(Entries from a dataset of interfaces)
* * * * * * * * *

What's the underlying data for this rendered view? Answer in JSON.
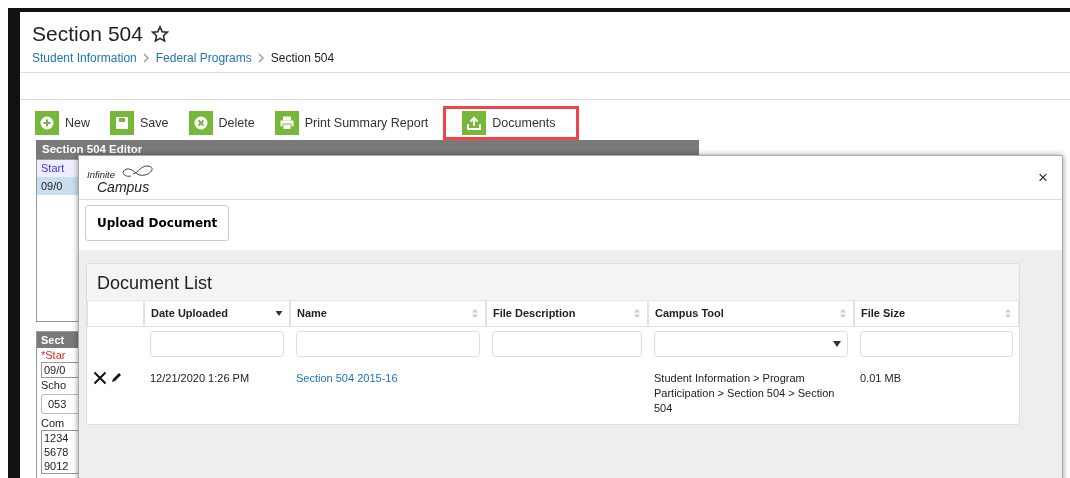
{
  "page": {
    "title": "Section 504",
    "breadcrumb": [
      {
        "label": "Student Information",
        "kind": "link"
      },
      {
        "label": "Federal Programs",
        "kind": "link"
      },
      {
        "label": "Section 504",
        "kind": "current"
      }
    ]
  },
  "toolbar": [
    {
      "label": "New",
      "kind": "new",
      "highlighted": false
    },
    {
      "label": "Save",
      "kind": "save",
      "highlighted": false
    },
    {
      "label": "Delete",
      "kind": "delete",
      "highlighted": false
    },
    {
      "label": "Print Summary Report",
      "kind": "print",
      "highlighted": false
    },
    {
      "label": "Documents",
      "kind": "upload",
      "highlighted": true
    }
  ],
  "editor": {
    "title": "Section 504 Editor",
    "list_header": "Start",
    "list_rows": [
      {
        "text": "09/0",
        "selected": true
      }
    ]
  },
  "detail": {
    "title": "Sect",
    "required_label": "*Star",
    "date": "09/0",
    "school_label": "Scho",
    "school_value": "053",
    "comments_label": "Com",
    "comments": [
      "1234",
      "5678",
      "9012"
    ]
  },
  "modal": {
    "logo_lines": [
      "Infinite",
      "Campus"
    ],
    "close": "×",
    "upload_button": "Upload Document",
    "list_title": "Document List",
    "columns": [
      {
        "label": "Date Uploaded",
        "sorted": true
      },
      {
        "label": "Name",
        "sorted": false
      },
      {
        "label": "File Description",
        "sorted": false
      },
      {
        "label": "Campus Tool",
        "sorted": false
      },
      {
        "label": "File Size",
        "sorted": false
      }
    ],
    "filters": [
      {
        "kind": "text"
      },
      {
        "kind": "text"
      },
      {
        "kind": "text"
      },
      {
        "kind": "select"
      },
      {
        "kind": "text"
      }
    ],
    "rows": [
      {
        "date": "12/21/2020 1:26 PM",
        "name": "Section 504 2015-16",
        "campus_tool": "Student Information > Program Participation > Section 504 > Section 504",
        "file_size": "0.01 MB"
      }
    ]
  }
}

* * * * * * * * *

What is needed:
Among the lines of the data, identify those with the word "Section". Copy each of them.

Response area:
    "title": "Section 504",
        "label": "Section 504",
    "title": "Section 504 Editor",
        "name": "Section 504 2015-16",
        "campus_tool": "Student Information > Program Participation > Section 504 > Section 504",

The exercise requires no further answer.